(Beginning of The input)

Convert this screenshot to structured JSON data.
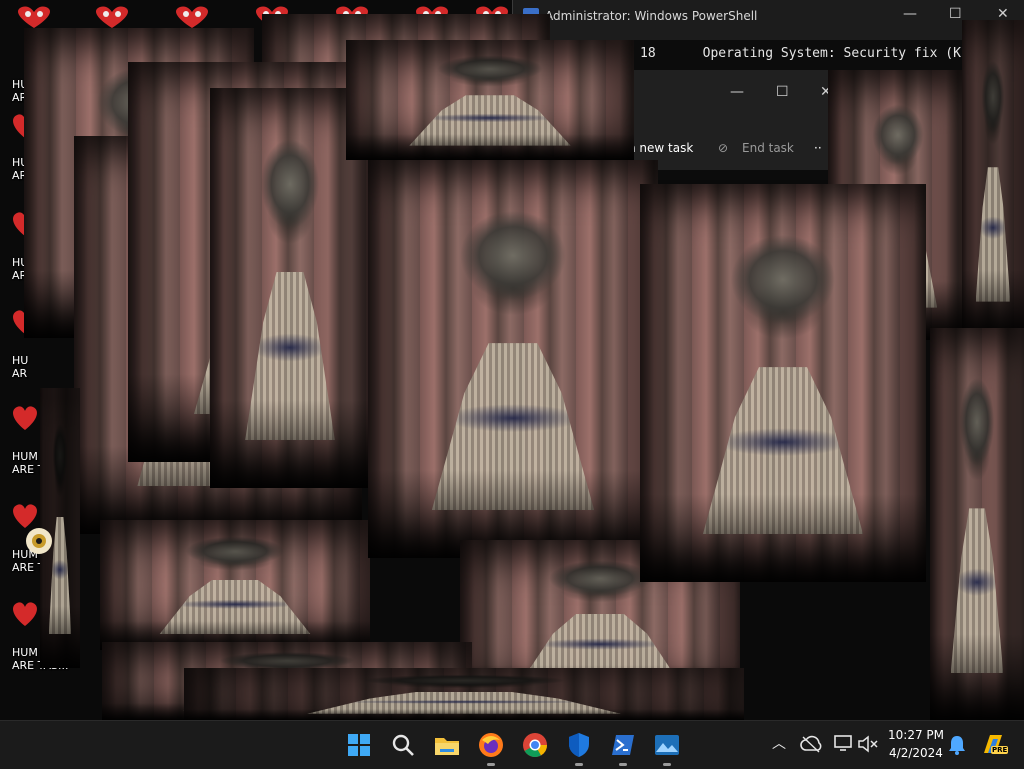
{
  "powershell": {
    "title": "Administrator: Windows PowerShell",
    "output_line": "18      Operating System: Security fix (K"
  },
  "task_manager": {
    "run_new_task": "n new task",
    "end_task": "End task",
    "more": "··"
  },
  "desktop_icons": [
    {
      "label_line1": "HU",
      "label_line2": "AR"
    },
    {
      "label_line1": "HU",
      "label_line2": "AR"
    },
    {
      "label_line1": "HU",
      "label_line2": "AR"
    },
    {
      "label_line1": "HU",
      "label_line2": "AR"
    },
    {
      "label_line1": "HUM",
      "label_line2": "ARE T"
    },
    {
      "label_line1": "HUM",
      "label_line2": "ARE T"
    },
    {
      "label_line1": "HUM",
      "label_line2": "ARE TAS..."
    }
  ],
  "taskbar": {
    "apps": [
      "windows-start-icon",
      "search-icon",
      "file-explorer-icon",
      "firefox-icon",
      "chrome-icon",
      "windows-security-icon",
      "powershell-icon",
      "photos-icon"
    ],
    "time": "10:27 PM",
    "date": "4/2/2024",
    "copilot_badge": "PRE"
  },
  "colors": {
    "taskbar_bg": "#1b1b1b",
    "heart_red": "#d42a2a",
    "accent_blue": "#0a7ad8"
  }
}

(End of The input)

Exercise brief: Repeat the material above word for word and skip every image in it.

Answer to the exercise:
Convert this screenshot to structured JSON data.
{
  "powershell": {
    "title": "Administrator: Windows PowerShell",
    "output_line": "18      Operating System: Security fix (K"
  },
  "task_manager": {
    "run_new_task": "n new task",
    "end_task": "End task",
    "more": "··"
  },
  "desktop_icons": [
    {
      "label_line1": "HU",
      "label_line2": "AR"
    },
    {
      "label_line1": "HU",
      "label_line2": "AR"
    },
    {
      "label_line1": "HU",
      "label_line2": "AR"
    },
    {
      "label_line1": "HU",
      "label_line2": "AR"
    },
    {
      "label_line1": "HUM",
      "label_line2": "ARE T"
    },
    {
      "label_line1": "HUM",
      "label_line2": "ARE T"
    },
    {
      "label_line1": "HUM",
      "label_line2": "ARE TAS..."
    }
  ],
  "taskbar": {
    "apps": [
      "windows-start-icon",
      "search-icon",
      "file-explorer-icon",
      "firefox-icon",
      "chrome-icon",
      "windows-security-icon",
      "powershell-icon",
      "photos-icon"
    ],
    "time": "10:27 PM",
    "date": "4/2/2024",
    "copilot_badge": "PRE"
  },
  "colors": {
    "taskbar_bg": "#1b1b1b",
    "heart_red": "#d42a2a",
    "accent_blue": "#0a7ad8"
  }
}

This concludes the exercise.